* _Task directions_
Filter these entries so that only lines with the word "circle" remain.

====== Data under study ======

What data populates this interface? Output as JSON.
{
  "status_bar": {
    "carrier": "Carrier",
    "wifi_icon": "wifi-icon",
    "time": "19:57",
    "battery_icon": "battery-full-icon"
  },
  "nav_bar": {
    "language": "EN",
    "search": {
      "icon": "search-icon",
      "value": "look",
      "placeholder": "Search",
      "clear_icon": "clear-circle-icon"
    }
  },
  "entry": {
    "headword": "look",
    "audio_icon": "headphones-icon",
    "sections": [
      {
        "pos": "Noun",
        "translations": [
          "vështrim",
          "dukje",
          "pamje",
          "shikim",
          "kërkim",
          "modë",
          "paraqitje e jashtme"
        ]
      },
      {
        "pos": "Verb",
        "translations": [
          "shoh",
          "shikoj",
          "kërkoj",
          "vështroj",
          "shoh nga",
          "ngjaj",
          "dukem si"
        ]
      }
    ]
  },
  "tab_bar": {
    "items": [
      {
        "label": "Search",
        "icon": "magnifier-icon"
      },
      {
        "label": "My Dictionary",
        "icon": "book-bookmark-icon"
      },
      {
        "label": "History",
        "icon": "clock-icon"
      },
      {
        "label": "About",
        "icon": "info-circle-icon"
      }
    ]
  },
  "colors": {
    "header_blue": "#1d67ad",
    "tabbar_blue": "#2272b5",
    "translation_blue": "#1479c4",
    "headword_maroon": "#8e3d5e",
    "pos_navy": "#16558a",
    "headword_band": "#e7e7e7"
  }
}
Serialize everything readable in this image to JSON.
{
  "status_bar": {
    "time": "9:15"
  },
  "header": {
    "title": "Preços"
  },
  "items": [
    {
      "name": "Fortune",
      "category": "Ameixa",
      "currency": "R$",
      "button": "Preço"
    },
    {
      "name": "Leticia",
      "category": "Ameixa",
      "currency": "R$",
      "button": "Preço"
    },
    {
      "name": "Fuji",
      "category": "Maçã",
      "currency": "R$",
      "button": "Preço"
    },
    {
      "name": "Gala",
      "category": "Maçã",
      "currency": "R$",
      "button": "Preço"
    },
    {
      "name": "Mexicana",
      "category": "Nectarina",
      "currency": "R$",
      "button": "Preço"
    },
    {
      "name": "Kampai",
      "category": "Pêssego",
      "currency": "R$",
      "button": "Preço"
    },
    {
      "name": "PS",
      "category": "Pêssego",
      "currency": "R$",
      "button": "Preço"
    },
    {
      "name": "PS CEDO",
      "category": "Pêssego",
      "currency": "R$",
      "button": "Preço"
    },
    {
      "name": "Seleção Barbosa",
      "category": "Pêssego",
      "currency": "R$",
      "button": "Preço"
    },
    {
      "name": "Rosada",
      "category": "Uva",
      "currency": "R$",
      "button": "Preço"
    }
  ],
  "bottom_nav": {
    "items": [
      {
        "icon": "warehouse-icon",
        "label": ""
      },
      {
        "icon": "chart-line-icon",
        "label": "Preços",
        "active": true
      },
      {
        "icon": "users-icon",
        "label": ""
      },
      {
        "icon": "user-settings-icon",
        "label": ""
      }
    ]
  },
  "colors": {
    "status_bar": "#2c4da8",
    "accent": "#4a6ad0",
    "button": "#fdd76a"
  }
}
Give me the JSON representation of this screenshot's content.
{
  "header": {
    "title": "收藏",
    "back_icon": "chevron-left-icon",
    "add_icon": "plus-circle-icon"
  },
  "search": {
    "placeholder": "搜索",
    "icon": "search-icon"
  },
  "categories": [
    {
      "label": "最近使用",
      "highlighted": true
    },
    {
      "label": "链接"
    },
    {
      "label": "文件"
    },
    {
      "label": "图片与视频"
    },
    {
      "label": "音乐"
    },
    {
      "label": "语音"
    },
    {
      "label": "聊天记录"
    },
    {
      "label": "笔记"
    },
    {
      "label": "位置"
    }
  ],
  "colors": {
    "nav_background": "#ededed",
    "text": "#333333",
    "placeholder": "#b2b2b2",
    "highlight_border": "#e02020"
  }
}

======

* _Finished exercise_
      "clear_icon": "clear-circle-icon"
        "icon": "info-circle-icon"
    "add_icon": "plus-circle-icon"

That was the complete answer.